Items listed in a dataset:
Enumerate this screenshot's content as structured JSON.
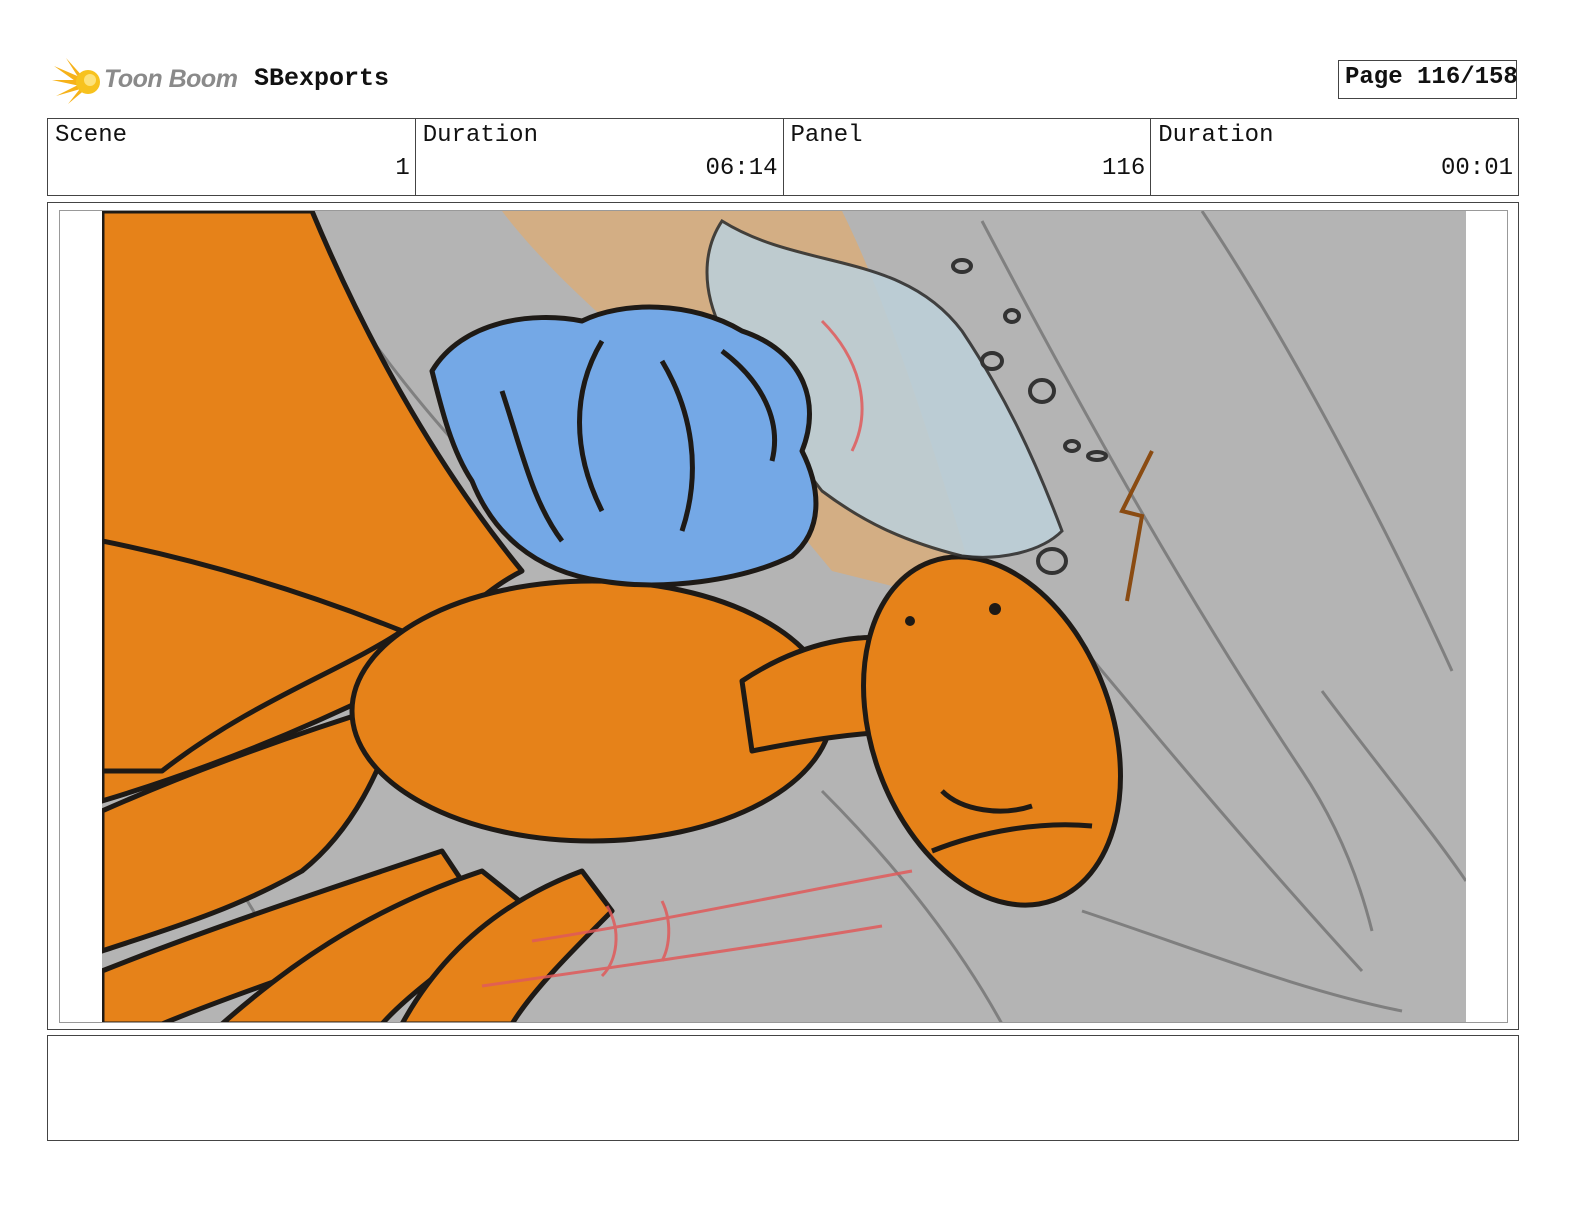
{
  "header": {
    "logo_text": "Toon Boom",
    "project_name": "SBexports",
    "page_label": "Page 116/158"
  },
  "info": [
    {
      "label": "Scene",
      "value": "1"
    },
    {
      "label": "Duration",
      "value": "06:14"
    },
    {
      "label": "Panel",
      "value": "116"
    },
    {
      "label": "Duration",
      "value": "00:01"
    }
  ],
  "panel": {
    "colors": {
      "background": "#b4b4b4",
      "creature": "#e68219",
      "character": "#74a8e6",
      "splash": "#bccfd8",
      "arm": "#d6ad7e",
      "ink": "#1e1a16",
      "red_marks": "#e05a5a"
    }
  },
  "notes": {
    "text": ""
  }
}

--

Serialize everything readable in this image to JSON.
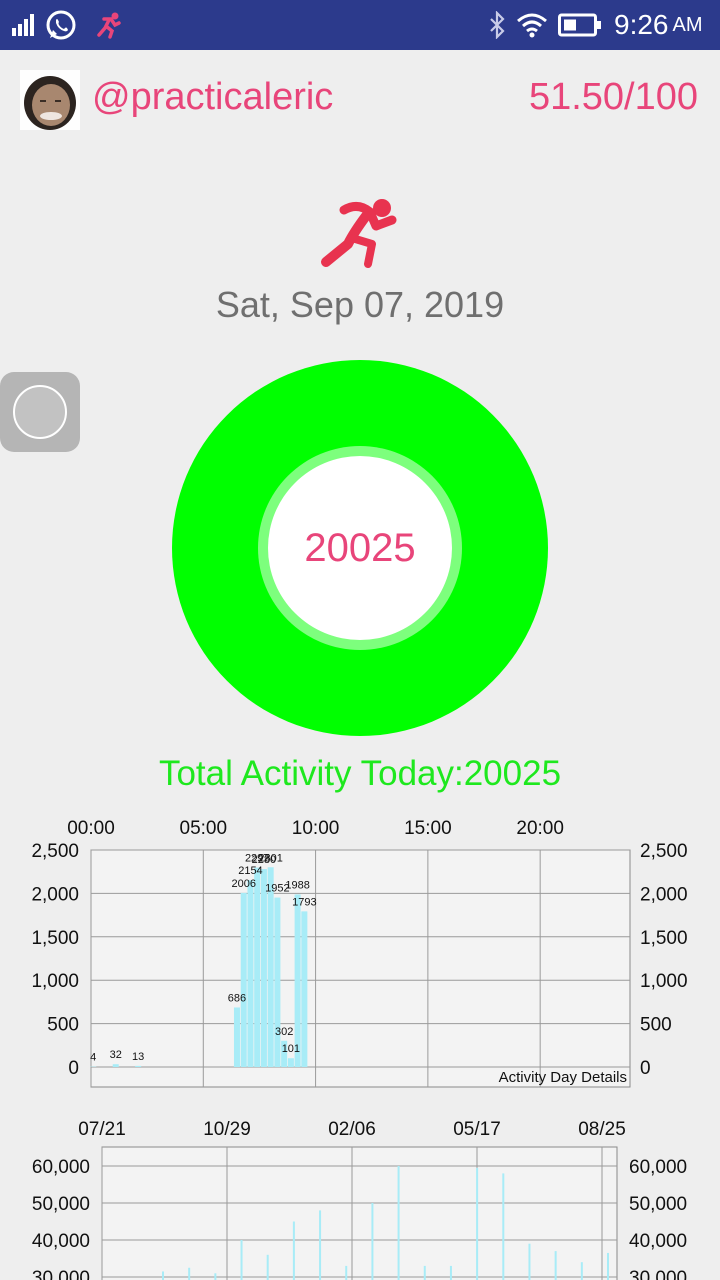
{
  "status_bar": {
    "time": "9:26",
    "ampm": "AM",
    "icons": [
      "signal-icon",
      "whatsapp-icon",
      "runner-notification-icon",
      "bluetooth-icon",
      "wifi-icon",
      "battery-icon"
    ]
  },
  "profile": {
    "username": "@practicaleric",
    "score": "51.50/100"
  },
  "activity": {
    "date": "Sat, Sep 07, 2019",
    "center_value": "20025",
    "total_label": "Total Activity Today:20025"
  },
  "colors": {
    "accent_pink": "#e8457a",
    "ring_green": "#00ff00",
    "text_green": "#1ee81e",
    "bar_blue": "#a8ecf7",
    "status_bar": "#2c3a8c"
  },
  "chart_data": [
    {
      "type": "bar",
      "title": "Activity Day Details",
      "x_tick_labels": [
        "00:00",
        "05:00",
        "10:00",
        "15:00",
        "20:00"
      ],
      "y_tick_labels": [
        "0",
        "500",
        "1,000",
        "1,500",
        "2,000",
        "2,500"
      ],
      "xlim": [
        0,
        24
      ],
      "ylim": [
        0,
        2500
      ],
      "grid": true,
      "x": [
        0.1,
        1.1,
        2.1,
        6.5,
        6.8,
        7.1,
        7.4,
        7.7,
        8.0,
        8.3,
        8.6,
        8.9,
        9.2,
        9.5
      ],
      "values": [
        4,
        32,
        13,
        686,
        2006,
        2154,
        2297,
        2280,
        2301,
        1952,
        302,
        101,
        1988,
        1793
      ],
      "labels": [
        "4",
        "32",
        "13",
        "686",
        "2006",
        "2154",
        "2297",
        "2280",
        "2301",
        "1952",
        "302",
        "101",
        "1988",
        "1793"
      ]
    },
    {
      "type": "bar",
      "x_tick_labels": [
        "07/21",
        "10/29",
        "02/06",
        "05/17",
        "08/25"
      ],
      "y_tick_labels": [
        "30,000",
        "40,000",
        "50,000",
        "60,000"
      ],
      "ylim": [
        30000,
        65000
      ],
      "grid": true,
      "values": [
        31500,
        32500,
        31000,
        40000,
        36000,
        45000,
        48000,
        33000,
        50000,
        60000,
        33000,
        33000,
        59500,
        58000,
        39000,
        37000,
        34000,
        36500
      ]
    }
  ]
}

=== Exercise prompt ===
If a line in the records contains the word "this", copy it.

=== Answer space ===
Enumerate this screenshot's content as structured JSON.
Serialize everything readable in this image to JSON.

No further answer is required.